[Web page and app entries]

+ + + + +

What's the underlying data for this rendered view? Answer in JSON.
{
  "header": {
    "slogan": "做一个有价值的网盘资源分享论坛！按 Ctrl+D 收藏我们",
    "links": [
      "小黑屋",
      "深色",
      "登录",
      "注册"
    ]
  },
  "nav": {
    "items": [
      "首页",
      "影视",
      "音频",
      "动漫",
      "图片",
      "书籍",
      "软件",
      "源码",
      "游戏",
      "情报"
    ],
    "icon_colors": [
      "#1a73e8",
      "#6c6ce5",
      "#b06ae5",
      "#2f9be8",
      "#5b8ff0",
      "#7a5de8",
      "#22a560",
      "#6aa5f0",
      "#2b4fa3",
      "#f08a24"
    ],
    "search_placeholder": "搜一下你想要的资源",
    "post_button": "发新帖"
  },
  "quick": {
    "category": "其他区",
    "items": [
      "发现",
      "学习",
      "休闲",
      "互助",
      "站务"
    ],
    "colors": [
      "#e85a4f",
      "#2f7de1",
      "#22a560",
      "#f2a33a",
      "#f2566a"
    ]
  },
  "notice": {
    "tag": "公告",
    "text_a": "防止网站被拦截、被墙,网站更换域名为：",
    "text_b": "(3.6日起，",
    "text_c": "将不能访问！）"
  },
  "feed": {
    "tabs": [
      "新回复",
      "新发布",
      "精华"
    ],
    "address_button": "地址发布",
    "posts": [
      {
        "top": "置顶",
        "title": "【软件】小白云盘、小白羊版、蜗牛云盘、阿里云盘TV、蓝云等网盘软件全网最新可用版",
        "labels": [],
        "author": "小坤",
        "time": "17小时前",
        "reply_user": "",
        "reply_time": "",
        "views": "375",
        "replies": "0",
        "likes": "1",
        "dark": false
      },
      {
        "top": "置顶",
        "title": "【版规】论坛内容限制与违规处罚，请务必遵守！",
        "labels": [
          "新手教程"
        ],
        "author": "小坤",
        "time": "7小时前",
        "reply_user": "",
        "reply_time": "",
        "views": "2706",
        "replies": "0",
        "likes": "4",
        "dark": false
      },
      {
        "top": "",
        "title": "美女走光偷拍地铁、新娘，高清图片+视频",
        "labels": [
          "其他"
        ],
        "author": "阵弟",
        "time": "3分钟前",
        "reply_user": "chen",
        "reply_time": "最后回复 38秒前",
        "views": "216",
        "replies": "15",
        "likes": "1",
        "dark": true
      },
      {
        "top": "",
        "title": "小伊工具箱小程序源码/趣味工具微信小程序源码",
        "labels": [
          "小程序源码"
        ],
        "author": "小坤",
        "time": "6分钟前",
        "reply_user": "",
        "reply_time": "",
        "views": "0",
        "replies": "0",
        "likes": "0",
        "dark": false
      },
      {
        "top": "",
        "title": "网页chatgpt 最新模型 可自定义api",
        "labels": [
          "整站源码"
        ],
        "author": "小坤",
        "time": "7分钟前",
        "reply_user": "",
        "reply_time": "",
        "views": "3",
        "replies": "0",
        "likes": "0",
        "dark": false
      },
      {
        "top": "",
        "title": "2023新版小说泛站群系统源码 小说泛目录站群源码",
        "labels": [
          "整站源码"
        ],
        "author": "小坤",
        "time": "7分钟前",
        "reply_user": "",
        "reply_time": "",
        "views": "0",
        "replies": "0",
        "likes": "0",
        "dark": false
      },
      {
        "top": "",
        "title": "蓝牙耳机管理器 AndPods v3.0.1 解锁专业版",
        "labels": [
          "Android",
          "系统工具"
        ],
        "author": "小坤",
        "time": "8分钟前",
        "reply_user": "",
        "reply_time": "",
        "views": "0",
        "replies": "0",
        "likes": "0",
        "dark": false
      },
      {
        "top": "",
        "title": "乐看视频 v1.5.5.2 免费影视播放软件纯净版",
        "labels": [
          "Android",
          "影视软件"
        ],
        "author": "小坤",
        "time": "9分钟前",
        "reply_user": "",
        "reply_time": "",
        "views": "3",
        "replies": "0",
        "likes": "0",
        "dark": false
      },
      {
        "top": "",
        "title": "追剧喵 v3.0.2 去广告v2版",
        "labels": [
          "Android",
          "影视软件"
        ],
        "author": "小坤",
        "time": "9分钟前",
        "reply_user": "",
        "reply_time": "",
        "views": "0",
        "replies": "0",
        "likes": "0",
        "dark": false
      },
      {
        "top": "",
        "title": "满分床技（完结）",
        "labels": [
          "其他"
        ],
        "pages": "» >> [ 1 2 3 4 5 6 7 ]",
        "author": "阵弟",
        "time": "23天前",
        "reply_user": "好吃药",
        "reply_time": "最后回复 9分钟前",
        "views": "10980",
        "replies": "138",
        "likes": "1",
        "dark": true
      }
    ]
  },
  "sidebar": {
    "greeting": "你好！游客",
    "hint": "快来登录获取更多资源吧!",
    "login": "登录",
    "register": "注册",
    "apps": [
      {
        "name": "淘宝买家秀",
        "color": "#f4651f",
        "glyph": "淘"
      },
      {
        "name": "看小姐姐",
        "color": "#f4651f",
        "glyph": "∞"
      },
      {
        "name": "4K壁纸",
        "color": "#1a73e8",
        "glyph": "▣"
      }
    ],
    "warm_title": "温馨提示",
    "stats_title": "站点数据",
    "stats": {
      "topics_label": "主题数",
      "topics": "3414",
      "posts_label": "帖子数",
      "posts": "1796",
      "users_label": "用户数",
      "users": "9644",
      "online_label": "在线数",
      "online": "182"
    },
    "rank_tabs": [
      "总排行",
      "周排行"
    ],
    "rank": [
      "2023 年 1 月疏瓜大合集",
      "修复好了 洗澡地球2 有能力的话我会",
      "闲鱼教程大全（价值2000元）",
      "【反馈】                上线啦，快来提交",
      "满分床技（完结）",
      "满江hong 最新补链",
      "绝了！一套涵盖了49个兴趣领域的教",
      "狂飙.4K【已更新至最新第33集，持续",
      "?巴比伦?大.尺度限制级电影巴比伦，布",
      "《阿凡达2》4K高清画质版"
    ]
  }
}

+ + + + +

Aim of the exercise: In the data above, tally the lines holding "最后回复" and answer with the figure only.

Answer for the task: 2